Somehow, he was not surprised at all to return home and find the ground floor of the tenement still lit; what piqued his curiosity were the smell of coffee and the sound of humming coming from the kitchen. He peered in and saw Eponine seated at the table, reading through a pamphlet and stopping at times to scribble in her notebook. Two cups of coffee were set up on the table.

She smiled as she looked up from her work and patted the empty seat next to hers. "I figured you would want to be busy too this evening," she said by way of greeting. "Anyway I'm not about to empty the kettle by myself and it's a shame to just pour the rest out."

"Point taken," Enjolras said. He smiled when he tasted the drink; it was one of the rare occasions when Eponine did not burn the coffee. "How did your meeting go?"

"Mine is a long story. I am sure yours went well?" she said, setting down her pencil and reaching over to slide her fingers over his.

"For the most part. There were a few points to argue with some of the guildsmen asking about how their unions would work with the current laws regarding employment, hence the meeting's late conclusion," he said.

"I s'pose you could say the same for mine too. Maybe a little worse," Eponine replied wryly. She sighed deeply before taking a sip of her coffee. "A lot of it was about the fete; not all of us want to join the parade, but some of us are insisting we should."

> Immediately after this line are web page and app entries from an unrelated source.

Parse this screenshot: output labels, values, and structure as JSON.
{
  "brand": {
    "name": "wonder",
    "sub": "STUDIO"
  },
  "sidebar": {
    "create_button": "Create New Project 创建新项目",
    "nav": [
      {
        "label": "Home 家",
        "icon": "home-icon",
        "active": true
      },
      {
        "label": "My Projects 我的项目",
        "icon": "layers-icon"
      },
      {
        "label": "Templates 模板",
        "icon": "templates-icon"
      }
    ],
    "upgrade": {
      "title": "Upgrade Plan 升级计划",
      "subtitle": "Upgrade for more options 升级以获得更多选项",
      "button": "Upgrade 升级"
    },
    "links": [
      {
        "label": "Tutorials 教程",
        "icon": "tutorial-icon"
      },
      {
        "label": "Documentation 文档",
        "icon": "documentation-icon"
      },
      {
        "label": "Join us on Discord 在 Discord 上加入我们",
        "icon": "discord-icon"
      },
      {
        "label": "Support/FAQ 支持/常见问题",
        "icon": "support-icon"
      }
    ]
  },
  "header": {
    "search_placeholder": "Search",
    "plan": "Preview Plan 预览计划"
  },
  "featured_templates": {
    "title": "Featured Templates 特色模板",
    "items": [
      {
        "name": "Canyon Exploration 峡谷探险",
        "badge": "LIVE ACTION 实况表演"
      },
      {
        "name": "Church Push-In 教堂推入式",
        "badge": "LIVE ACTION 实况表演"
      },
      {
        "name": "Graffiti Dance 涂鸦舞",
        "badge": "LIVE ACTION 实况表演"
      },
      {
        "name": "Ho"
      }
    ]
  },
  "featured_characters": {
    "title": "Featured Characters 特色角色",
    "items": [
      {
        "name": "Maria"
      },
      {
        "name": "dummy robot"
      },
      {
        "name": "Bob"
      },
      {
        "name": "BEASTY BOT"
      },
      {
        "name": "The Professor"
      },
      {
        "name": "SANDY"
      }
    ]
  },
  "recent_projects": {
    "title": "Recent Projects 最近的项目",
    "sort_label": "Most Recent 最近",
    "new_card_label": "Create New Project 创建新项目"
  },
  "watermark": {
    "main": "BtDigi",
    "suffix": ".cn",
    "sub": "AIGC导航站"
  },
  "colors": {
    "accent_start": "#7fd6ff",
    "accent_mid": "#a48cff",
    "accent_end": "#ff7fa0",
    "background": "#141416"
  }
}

"Well, what do you think of it?" Enjolras asked curiously.

"It would be nice to join, but I don't want us ladies to get all silly about it," Eponine said with a frown. "The papers say that's all we ladies are concerned about. That is not true."

"Once the fifth of June is over, then there will be more inclination to focus on actual priorities as opposed to a mere representation of them," Enjolras pointed out.

Eponine grinned at his choice of words. "Maybe between now and that day there will be something different to talk about," she said a little wryly. "Hopefully it won't be about us again."

Enjolras regarded her silently for a long time, remembering the last time this topic had come up while they'd been talking in his office, days before the trials of Magnon and Duchamp. There had been a matter he'd dearly wished to at least mention at that point in time, but it had been evident that then she was too flustered to even contemplate it. The events that had transpired since that time had him all the more convinced that he would have to do more than a simple mention of this question. He looked at her keenly as he set down his coffee. "Eponine, there is something I want to discuss with you."

"Oh?"

He took a deep breath, hoping with every fiber of his being that she would not be startled or worse, angry at what he was about to ask. "When you said all those months ago that you wanted us to be respectable, where did you think it would lead up to?"

She pensively ran her fingers over his callused ones. "I didn't want to be your mistress, to go about the way others did; it wouldn't have been good for either of us, but you in particular," She paused when he held her hand more tightly. "I think after everything we've gotten ourselves into, there's only one place where respectable can end up."

"You already know."

Eponine bit her lip, but there was a growing hope evident in her expression when she met his gaze. "Antoine, are you sure? If you really are, then you know what my answer is."

Enjolras pressed a kiss to her hand, and was heartened to see her smile at this. "Absolutely."

Her eyes were bright with joy as she leaned in to kiss him lightly, making her answer even clearer. "So, when? Within this year, I s'pose?"

"What about before the end of summer? I'm sure we can manage that."

She smiled bemusedly at him. "You're eager."

"Is it too soon?"

"I s'pose so much the better then, before more things come up that could make us put it off," she said with a grin.

He nodded, seeing that she got his point."I hope this wasn't too abrupt," he confessed. "I don't even have a ring to give you."

Eponine laughed. "Not at all, not when it's you. As for the ring, I don't know what I'd do with such a shiner on my hand, not when I have so much to handle!"

Enjolras chuckled at her words before brushing her hair out of her face. "You say the oddest things. But you're in the right of it," he said before kissing her deeply, certain that now that there were no words fitting for the rest of their evening.